* [Exercise inputs]:
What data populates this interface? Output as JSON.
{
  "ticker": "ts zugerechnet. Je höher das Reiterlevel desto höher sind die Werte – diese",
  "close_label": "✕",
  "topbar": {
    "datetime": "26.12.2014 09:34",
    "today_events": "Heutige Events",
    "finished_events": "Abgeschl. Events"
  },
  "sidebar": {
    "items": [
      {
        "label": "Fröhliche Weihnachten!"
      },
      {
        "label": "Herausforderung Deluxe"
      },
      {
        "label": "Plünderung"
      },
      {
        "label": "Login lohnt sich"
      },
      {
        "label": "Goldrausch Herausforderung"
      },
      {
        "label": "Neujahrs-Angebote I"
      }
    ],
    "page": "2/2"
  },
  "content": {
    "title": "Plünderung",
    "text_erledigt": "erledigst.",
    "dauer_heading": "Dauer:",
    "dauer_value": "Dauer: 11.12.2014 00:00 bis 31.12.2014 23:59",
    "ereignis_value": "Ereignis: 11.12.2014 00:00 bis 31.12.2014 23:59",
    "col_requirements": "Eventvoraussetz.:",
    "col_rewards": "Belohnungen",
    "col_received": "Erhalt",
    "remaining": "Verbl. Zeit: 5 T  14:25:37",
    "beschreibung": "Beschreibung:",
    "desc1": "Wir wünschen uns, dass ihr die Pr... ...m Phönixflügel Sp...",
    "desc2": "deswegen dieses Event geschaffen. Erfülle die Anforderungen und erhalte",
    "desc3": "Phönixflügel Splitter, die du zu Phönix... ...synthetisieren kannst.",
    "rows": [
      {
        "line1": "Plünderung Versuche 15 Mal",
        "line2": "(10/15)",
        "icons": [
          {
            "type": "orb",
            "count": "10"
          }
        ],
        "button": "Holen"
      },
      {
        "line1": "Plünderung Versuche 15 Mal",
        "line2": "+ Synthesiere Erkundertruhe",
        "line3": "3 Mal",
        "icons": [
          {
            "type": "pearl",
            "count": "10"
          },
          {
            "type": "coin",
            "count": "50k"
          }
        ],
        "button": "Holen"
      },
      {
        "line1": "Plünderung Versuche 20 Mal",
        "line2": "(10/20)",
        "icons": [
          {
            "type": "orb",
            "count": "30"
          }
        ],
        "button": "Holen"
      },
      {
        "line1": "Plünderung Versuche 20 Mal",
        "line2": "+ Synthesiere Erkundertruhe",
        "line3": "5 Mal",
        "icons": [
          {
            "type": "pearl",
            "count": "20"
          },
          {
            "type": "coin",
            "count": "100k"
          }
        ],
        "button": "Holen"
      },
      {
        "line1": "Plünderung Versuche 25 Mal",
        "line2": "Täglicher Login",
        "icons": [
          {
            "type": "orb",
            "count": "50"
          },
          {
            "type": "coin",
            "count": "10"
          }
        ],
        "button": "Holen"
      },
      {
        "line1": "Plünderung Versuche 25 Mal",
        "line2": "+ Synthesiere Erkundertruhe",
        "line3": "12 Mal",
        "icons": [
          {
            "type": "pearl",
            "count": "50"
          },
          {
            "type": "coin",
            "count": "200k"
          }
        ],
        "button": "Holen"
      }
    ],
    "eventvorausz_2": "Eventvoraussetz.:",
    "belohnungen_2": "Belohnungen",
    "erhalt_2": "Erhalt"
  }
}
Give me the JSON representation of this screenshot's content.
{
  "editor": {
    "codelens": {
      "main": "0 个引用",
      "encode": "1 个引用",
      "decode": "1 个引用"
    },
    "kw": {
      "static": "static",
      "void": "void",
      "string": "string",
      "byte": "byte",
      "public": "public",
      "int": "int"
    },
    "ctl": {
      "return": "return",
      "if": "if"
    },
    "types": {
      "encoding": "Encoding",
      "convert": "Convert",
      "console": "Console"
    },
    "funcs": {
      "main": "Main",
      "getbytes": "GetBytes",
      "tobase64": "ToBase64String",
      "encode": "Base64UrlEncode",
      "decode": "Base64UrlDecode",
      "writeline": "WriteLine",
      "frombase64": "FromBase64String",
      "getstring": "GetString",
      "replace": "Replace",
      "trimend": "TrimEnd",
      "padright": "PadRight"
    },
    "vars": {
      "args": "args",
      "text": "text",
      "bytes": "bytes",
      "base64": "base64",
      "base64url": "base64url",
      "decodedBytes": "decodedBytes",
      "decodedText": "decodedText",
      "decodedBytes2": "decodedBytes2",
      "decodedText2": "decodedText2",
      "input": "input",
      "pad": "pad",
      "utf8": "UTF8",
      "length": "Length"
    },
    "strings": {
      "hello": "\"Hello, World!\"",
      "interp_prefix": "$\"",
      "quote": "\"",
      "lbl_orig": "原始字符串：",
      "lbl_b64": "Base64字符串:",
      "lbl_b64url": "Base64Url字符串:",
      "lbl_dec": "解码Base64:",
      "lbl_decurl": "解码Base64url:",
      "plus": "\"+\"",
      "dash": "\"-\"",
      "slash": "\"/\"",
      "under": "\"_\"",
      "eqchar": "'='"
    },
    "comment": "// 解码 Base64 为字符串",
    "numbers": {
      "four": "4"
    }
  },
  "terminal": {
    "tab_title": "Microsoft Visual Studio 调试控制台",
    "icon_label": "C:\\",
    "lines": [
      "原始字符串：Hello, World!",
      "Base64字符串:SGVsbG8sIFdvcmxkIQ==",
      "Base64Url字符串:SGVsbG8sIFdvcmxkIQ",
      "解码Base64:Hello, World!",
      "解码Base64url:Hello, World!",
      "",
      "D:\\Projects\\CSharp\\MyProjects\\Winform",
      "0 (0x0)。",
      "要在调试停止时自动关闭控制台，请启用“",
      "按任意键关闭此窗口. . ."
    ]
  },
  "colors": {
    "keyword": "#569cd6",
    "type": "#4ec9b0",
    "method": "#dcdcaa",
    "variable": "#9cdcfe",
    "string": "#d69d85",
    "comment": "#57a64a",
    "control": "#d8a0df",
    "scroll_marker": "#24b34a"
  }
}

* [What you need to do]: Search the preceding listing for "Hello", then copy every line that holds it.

* [Result below]:
      "hello": "\"Hello, World!\"",
      "原始字符串：Hello, World!",
      "解码Base64:Hello, World!",
      "解码Base64url:Hello, World!",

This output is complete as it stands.